Data provided section start

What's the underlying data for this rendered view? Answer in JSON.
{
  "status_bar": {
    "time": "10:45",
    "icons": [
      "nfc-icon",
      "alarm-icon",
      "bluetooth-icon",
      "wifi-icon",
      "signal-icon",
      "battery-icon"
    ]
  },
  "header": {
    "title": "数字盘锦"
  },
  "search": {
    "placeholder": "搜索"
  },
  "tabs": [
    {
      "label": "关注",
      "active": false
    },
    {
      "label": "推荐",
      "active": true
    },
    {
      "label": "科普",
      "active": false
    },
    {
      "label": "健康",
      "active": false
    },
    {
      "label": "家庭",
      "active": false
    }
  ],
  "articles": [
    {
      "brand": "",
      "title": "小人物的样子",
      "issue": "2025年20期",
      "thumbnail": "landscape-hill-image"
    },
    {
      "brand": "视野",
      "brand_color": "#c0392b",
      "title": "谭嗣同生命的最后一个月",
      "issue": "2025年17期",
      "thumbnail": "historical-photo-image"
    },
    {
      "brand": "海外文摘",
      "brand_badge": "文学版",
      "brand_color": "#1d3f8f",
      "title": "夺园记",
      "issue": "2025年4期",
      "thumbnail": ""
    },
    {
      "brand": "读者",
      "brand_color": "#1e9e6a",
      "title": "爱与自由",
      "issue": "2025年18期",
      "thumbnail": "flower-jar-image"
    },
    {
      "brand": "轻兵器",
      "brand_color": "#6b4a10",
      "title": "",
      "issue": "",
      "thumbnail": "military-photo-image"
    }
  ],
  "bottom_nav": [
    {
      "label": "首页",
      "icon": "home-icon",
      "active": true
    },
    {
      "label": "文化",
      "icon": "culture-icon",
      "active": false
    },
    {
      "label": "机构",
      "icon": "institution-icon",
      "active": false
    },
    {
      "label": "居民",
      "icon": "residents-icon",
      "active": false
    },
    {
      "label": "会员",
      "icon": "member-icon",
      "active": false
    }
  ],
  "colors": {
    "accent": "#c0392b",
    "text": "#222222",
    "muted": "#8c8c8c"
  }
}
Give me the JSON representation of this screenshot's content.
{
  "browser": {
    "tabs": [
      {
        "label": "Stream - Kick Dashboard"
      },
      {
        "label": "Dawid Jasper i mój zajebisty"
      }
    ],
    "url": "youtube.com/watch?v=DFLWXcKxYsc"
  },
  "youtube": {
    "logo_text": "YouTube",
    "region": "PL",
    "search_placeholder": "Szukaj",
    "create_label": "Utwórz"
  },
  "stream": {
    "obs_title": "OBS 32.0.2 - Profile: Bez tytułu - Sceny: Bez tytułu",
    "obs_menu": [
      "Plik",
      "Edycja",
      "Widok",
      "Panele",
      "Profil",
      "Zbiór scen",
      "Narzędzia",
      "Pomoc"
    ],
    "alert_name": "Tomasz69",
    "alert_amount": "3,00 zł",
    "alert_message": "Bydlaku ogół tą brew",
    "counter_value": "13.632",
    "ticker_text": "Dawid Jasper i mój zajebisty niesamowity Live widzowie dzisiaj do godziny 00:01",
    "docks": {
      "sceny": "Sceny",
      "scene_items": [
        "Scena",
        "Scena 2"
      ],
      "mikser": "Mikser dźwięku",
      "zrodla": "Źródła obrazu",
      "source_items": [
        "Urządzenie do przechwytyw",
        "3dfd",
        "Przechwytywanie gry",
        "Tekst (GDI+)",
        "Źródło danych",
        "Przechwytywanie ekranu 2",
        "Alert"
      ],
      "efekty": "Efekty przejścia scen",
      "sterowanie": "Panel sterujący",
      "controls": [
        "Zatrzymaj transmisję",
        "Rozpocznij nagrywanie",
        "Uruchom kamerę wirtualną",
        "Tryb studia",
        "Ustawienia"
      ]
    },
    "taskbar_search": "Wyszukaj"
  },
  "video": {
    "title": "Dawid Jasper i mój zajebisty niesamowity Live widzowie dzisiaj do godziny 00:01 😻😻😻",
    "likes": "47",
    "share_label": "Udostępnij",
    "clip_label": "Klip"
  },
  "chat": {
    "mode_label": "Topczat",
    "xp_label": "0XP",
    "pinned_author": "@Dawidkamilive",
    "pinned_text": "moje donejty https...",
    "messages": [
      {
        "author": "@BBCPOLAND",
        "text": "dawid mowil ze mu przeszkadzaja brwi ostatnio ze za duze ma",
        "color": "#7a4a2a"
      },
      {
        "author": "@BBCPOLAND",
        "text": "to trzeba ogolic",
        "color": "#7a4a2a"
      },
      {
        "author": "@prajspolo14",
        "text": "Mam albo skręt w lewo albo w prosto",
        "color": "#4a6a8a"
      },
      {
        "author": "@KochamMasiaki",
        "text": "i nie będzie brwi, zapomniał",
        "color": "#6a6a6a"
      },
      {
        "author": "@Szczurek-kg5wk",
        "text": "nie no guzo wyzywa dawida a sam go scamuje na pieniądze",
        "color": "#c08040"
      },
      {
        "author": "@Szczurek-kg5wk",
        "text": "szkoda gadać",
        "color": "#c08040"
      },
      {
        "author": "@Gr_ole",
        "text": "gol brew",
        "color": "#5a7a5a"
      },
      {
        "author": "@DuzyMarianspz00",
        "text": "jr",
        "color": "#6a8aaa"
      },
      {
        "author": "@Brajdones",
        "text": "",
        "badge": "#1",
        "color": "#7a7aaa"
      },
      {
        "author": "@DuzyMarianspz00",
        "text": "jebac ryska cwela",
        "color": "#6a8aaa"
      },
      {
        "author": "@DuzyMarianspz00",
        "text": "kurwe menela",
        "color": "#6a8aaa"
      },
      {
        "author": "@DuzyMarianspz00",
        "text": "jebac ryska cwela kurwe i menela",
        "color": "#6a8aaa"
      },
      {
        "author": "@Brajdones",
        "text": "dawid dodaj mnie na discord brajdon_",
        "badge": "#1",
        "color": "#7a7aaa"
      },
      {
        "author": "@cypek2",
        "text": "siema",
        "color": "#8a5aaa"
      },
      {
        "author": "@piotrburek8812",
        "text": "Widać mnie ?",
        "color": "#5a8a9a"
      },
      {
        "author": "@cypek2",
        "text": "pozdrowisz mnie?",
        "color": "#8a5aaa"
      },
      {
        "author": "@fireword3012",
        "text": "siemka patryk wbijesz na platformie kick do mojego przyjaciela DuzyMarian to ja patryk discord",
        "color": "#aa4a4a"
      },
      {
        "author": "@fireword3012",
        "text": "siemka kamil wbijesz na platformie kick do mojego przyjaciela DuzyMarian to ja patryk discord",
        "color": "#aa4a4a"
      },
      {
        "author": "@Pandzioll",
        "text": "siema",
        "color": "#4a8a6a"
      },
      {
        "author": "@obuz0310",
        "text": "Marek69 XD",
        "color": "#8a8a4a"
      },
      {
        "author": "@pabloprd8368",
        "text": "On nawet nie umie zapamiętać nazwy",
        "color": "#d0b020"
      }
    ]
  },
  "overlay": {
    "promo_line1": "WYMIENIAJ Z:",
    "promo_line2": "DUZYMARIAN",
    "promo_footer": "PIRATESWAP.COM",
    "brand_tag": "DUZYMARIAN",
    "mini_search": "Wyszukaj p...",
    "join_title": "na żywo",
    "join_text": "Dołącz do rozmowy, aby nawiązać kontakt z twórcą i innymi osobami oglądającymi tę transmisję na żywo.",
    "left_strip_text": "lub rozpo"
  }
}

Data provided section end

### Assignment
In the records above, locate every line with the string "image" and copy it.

### Final answer
      "thumbnail": "landscape-hill-image"
      "thumbnail": "historical-photo-image"
      "thumbnail": "flower-jar-image"
      "thumbnail": "military-photo-image"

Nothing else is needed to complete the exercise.